Dataset rows describing interfaces
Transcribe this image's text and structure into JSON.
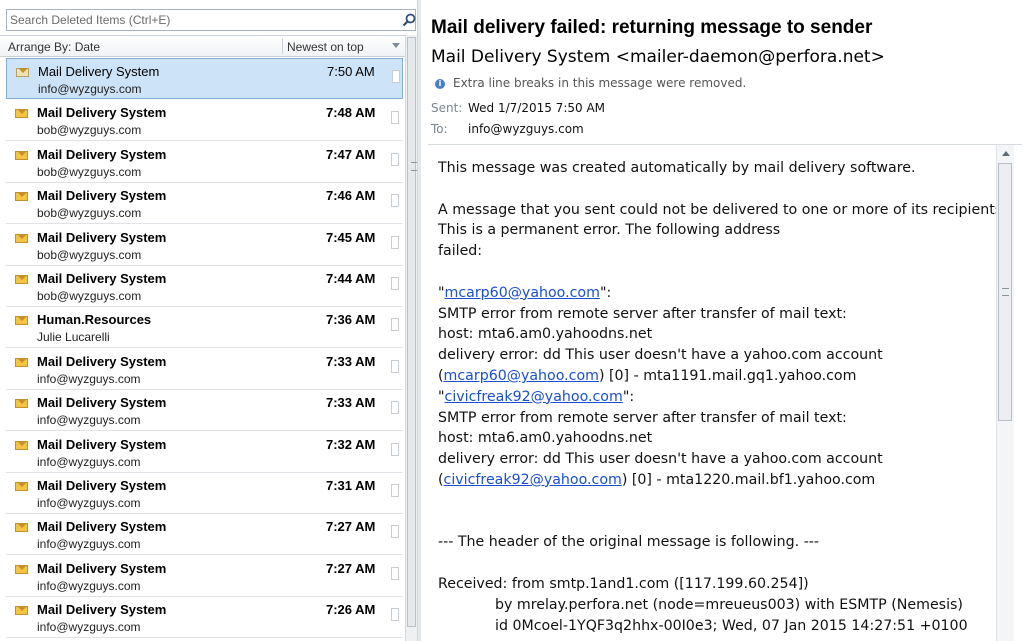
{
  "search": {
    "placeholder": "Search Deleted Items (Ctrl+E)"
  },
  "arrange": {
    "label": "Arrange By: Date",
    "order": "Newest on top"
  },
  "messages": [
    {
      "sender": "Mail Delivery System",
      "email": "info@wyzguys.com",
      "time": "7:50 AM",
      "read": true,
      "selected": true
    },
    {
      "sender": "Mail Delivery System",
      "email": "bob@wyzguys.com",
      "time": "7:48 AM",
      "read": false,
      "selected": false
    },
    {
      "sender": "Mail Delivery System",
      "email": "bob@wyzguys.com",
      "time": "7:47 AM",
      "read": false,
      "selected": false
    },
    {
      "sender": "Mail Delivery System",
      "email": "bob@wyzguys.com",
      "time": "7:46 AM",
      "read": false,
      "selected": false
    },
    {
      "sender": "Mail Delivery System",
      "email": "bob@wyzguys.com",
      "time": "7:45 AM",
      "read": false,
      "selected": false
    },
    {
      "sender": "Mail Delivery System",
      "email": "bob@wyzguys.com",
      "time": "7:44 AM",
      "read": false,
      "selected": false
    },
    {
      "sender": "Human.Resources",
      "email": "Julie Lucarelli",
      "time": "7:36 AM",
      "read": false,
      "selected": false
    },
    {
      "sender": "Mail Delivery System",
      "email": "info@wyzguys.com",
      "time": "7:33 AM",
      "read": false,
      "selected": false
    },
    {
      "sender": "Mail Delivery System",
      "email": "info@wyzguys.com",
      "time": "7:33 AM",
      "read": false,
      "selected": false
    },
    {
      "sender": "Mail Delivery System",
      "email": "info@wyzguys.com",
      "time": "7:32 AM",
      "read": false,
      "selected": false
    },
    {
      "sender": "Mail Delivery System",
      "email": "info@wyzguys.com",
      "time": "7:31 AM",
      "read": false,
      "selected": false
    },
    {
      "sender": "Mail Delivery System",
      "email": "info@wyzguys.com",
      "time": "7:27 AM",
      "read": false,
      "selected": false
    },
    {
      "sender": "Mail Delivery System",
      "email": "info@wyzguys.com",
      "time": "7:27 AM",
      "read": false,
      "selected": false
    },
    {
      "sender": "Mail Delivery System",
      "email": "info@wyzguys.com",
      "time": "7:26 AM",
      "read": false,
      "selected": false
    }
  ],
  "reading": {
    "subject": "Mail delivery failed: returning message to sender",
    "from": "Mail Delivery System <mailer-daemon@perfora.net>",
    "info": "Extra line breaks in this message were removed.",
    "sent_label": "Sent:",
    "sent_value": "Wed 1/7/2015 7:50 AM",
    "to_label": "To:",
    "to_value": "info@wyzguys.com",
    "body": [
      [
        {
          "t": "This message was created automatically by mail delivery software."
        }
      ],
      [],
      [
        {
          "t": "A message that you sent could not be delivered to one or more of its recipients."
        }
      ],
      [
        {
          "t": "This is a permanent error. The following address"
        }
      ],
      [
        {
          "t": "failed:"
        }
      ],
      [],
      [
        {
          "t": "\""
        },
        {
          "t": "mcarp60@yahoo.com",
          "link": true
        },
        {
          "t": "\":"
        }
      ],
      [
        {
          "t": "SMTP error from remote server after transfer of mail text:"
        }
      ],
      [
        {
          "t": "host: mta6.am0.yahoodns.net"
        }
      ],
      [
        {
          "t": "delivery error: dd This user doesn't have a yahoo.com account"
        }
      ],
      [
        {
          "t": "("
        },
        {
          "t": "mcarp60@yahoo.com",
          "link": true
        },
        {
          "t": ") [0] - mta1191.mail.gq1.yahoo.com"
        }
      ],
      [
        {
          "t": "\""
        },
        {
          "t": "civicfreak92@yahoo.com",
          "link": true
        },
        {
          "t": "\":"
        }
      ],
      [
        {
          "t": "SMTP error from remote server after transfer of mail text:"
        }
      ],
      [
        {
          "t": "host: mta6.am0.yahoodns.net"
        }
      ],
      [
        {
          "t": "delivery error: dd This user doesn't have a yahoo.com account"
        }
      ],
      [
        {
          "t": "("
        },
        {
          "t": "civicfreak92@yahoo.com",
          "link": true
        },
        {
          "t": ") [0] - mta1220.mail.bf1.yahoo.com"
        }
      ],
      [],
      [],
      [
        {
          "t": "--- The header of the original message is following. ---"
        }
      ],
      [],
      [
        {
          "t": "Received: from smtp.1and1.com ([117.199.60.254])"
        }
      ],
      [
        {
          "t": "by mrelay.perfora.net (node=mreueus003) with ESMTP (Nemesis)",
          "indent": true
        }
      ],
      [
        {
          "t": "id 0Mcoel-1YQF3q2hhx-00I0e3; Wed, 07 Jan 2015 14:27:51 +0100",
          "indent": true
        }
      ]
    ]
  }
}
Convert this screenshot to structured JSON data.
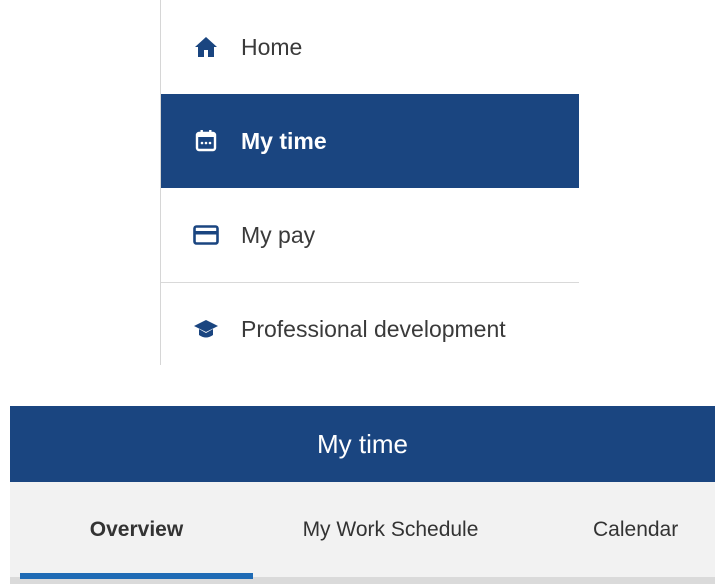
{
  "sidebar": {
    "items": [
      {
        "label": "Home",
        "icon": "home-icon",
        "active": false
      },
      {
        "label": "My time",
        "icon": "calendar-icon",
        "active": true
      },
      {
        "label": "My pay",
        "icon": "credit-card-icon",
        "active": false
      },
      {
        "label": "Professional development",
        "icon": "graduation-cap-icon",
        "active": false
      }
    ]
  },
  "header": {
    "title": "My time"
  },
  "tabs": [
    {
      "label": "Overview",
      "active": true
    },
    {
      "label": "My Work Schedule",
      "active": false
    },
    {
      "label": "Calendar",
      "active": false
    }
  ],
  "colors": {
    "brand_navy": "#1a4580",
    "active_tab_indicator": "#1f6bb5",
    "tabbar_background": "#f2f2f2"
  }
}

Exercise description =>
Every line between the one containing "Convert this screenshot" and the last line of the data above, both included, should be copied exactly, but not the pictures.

Result of this task =>
Convert this screenshot to structured JSON data.
{
  "sidebar": {
    "items": [
      {
        "label": "Home",
        "icon": "home-icon",
        "active": false
      },
      {
        "label": "My time",
        "icon": "calendar-icon",
        "active": true
      },
      {
        "label": "My pay",
        "icon": "credit-card-icon",
        "active": false
      },
      {
        "label": "Professional development",
        "icon": "graduation-cap-icon",
        "active": false
      }
    ]
  },
  "header": {
    "title": "My time"
  },
  "tabs": [
    {
      "label": "Overview",
      "active": true
    },
    {
      "label": "My Work Schedule",
      "active": false
    },
    {
      "label": "Calendar",
      "active": false
    }
  ],
  "colors": {
    "brand_navy": "#1a4580",
    "active_tab_indicator": "#1f6bb5",
    "tabbar_background": "#f2f2f2"
  }
}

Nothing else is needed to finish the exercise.